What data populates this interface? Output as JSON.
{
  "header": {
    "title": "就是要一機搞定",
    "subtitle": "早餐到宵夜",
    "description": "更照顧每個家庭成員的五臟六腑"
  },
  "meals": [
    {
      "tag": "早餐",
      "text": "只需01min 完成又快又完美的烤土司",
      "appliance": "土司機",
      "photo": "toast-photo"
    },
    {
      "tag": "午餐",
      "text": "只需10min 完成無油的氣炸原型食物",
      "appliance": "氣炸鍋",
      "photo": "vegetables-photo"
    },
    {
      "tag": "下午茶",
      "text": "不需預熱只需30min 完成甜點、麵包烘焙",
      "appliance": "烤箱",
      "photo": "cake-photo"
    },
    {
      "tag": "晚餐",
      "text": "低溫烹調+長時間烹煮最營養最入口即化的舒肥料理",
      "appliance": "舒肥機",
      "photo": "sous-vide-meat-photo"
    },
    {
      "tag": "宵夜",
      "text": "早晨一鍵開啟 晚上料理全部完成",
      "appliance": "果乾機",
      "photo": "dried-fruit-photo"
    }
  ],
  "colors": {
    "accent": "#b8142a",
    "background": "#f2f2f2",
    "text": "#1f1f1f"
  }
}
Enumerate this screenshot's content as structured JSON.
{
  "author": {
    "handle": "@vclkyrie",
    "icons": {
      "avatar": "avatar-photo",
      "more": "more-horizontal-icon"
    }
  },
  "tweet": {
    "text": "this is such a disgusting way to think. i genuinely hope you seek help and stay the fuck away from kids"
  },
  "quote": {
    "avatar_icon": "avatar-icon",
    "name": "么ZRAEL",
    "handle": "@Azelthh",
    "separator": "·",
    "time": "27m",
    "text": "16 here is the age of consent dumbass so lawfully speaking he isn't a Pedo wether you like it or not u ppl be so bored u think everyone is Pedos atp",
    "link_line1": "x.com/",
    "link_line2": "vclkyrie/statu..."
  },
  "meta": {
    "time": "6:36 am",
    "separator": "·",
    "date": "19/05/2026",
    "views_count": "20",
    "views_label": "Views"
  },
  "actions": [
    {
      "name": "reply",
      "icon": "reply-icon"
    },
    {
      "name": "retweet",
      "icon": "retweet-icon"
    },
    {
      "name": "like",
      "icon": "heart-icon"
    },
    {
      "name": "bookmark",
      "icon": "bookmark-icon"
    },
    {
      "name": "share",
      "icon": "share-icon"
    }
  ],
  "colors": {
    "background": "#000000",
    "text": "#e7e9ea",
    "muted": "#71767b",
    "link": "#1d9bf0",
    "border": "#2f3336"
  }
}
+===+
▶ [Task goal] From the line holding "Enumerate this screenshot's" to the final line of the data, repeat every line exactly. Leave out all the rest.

▶ [Result]
Enumerate this screenshot's content as structured JSON.
{
  "author": {
    "handle": "@vclkyrie",
    "icons": {
      "avatar": "avatar-photo",
      "more": "more-horizontal-icon"
    }
  },
  "tweet": {
    "text": "this is such a disgusting way to think. i genuinely hope you seek help and stay the fuck away from kids"
  },
  "quote": {
    "avatar_icon": "avatar-icon",
    "name": "么ZRAEL",
    "handle": "@Azelthh",
    "separator": "·",
    "time": "27m",
    "text": "16 here is the age of consent dumbass so lawfully speaking he isn't a Pedo wether you like it or not u ppl be so bored u think everyone is Pedos atp",
    "link_line1": "x.com/",
    "link_line2": "vclkyrie/statu..."
  },
  "meta": {
    "time": "6:36 am",
    "separator": "·",
    "date": "19/05/2026",
    "views_count": "20",
    "views_label": "Views"
  },
  "actions": [
    {
      "name": "reply",
      "icon": "reply-icon"
    },
    {
      "name": "retweet",
      "icon": "retweet-icon"
    },
    {
      "name": "like",
      "icon": "heart-icon"
    },
    {
      "name": "bookmark",
      "icon": "bookmark-icon"
    },
    {
      "name": "share",
      "icon": "share-icon"
    }
  ],
  "colors": {
    "background": "#000000",
    "text": "#e7e9ea",
    "muted": "#71767b",
    "link": "#1d9bf0",
    "border": "#2f3336"
  }
}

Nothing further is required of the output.